Content starts
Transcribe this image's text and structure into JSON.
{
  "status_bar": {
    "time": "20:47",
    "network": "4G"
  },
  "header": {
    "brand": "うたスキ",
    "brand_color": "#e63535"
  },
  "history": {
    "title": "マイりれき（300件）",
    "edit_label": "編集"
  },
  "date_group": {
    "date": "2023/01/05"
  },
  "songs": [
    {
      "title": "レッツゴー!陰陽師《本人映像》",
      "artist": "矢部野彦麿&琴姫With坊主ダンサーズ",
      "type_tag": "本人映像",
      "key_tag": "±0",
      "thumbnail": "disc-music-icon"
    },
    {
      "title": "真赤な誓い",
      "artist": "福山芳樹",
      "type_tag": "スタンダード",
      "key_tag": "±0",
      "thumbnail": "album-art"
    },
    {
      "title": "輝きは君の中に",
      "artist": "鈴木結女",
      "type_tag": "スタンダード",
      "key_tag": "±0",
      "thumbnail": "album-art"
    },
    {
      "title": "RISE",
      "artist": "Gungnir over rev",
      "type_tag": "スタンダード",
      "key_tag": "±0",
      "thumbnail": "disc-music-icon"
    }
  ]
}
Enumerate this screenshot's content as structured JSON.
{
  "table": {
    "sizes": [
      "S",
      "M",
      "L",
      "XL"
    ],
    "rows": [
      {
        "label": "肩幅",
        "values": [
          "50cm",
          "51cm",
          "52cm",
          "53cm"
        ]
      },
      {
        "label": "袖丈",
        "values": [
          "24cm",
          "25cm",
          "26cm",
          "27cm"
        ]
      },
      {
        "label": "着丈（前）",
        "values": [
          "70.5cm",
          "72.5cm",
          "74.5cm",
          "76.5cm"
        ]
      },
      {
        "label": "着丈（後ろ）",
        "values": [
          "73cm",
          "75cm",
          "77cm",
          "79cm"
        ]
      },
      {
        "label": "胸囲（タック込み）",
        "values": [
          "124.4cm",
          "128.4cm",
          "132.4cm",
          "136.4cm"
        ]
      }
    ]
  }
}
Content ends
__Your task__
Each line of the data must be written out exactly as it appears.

__The completed task__
Transcribe this image's text and structure into JSON.
{
  "status_bar": {
    "time": "20:47",
    "network": "4G"
  },
  "header": {
    "brand": "うたスキ",
    "brand_color": "#e63535"
  },
  "history": {
    "title": "マイりれき（300件）",
    "edit_label": "編集"
  },
  "date_group": {
    "date": "2023/01/05"
  },
  "songs": [
    {
      "title": "レッツゴー!陰陽師《本人映像》",
      "artist": "矢部野彦麿&琴姫With坊主ダンサーズ",
      "type_tag": "本人映像",
      "key_tag": "±0",
      "thumbnail": "disc-music-icon"
    },
    {
      "title": "真赤な誓い",
      "artist": "福山芳樹",
      "type_tag": "スタンダード",
      "key_tag": "±0",
      "thumbnail": "album-art"
    },
    {
      "title": "輝きは君の中に",
      "artist": "鈴木結女",
      "type_tag": "スタンダード",
      "key_tag": "±0",
      "thumbnail": "album-art"
    },
    {
      "title": "RISE",
      "artist": "Gungnir over rev",
      "type_tag": "スタンダード",
      "key_tag": "±0",
      "thumbnail": "disc-music-icon"
    }
  ]
}
Enumerate this screenshot's content as structured JSON.
{
  "table": {
    "sizes": [
      "S",
      "M",
      "L",
      "XL"
    ],
    "rows": [
      {
        "label": "肩幅",
        "values": [
          "50cm",
          "51cm",
          "52cm",
          "53cm"
        ]
      },
      {
        "label": "袖丈",
        "values": [
          "24cm",
          "25cm",
          "26cm",
          "27cm"
        ]
      },
      {
        "label": "着丈（前）",
        "values": [
          "70.5cm",
          "72.5cm",
          "74.5cm",
          "76.5cm"
        ]
      },
      {
        "label": "着丈（後ろ）",
        "values": [
          "73cm",
          "75cm",
          "77cm",
          "79cm"
        ]
      },
      {
        "label": "胸囲（タック込み）",
        "values": [
          "124.4cm",
          "128.4cm",
          "132.4cm",
          "136.4cm"
        ]
      }
    ]
  }
}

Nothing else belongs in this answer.